So, before even getting into the specifics of whether you can afford to buy, define your lifestyle framework and whether ownership fits your profile. If you then see yourself as a prospective buyer, move on to the next series of considerations. Homeownership has certain advantages. But it also has disadvantages.

Here are some factors weighing against buying:
  • Loss of options for a substantial amount of your money. The minute you commit to paying a mortgage for 20 or 30 years, you forfeit all other alternatives for investment of that resource — except by taking out a home equity loan to enhance the value of your property.
  • Money spent at the time of purchase.
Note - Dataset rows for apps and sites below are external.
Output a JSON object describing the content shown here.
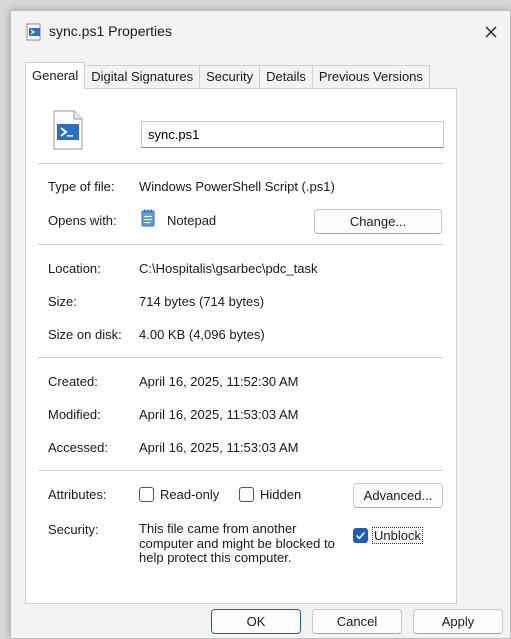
{
  "window": {
    "title": "sync.ps1 Properties"
  },
  "tabs": [
    {
      "label": "General",
      "active": true
    },
    {
      "label": "Digital Signatures",
      "active": false
    },
    {
      "label": "Security",
      "active": false
    },
    {
      "label": "Details",
      "active": false
    },
    {
      "label": "Previous Versions",
      "active": false
    }
  ],
  "general": {
    "filename": "sync.ps1",
    "type_label": "Type of file:",
    "type_value": "Windows PowerShell Script (.ps1)",
    "opens_label": "Opens with:",
    "opens_value": "Notepad",
    "change_button": "Change...",
    "location_label": "Location:",
    "location_value": "C:\\Hospitalis\\gsarbec\\pdc_task",
    "size_label": "Size:",
    "size_value": "714 bytes (714 bytes)",
    "size_disk_label": "Size on disk:",
    "size_disk_value": "4.00 KB (4,096 bytes)",
    "created_label": "Created:",
    "created_value": "April 16, 2025, 11:52:30 AM",
    "modified_label": "Modified:",
    "modified_value": "April 16, 2025, 11:53:03 AM",
    "accessed_label": "Accessed:",
    "accessed_value": "April 16, 2025, 11:53:03 AM",
    "attributes_label": "Attributes:",
    "readonly_label": "Read-only",
    "readonly_checked": false,
    "hidden_label": "Hidden",
    "hidden_checked": false,
    "advanced_button": "Advanced...",
    "security_label": "Security:",
    "security_text": "This file came from another computer and might be blocked to help protect this computer.",
    "unblock_label": "Unblock",
    "unblock_checked": true
  },
  "footer": {
    "ok": "OK",
    "cancel": "Cancel",
    "apply": "Apply"
  },
  "colors": {
    "accent": "#1a5fb4"
  },
  "icons": [
    "powershell-script-icon",
    "close-icon",
    "notepad-icon",
    "checkmark-icon"
  ]
}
Closing costs can amount to about 2 percent of the price of the home. That is money you will never recover.
  • Mortgage interest. Even with today’s attractive loan rates, the cost of interest will double the amount you eventually pay for the house.
  • Property taxes. How much tax depends on the value of your home and where you live, but the generally accepted expectation is about 3 percent of the value of the home. (Incidentally, while renters don’t pay property taxes directly, the taxes are included indirectly in their rent, so the renter does not escape this obligation, either.)
  • Homeowners insurance. This can be a large amount of money — much larger than renters pay for rental insurance. However, remember that renters are insuring a far smaller entity. If a home is destroyed by fire or weather, the payback is much bigger than for the contents of an apartment.
  • Maintenance costs. The average for a homeowner is said to be about 1 percent of the property’s value per year. Appliances, flooring, landscaping, painting — all the things that require attention fall to the homeowner. Not to renters.
  • One other factor to consider in the purchase of a home is all the things you would eventually buy to complement the place. Furniture, appliances, wall decorations — they and more add up to money committed strictly to being able to live in your house.

It might seem, after all of this, that anybody who buys a house has made the mistake of a lifetime. Not so.

For those who fit the previously discussed profile of an ideal home buyer, there are overwhelming advantages.
  • Perhaps the biggest is that, while you are paying your monthly mortgage, you are building wealth, rather than just handing it to a landlord to build his. Real estate has equity, even if you don’t plan to use it. In 2010, the Federal Reserve did a survey that showed that the median household in the United States had $77,500 in net worth. That includes all the family’s assets. But, of that $77,500, $47,500 comprised home equity. Everything else added up to only $29,800 — stocks, bank accounts, cars, equity in private businesses, etc. A family’s home is, in fact, its most valuable asset, in most cases.
  • Furthermore, the same survey found that the median net worth, counting all possessions, for a family owning a house was $174,500. Net worth for a family not owning a house was $5,100. That survey covered all demographic categories. What this says are that, when a family owns a home, that forced saving provides equity. Without that forced saving, the money goes here and there — squandered, some would say. Vacations? More dinners out? That extra TV upstairs? — without a means to put substantial amounts away for the future.
  • The place belongs to you. You have unbridled freedom to do whatever you want to your own home.
  • Meanwhile, every month, your home is appreciating in value. How much depends on the economy of the day. But you know that you are making money on the purchase of your house, unless it is in obvious decay or a badly failing neighborhood.

So the overall conclusion must be that, if you fit the profile of a home buyer, going through with the transaction will almost certainly benefit you in the end, so long as you buy wisely.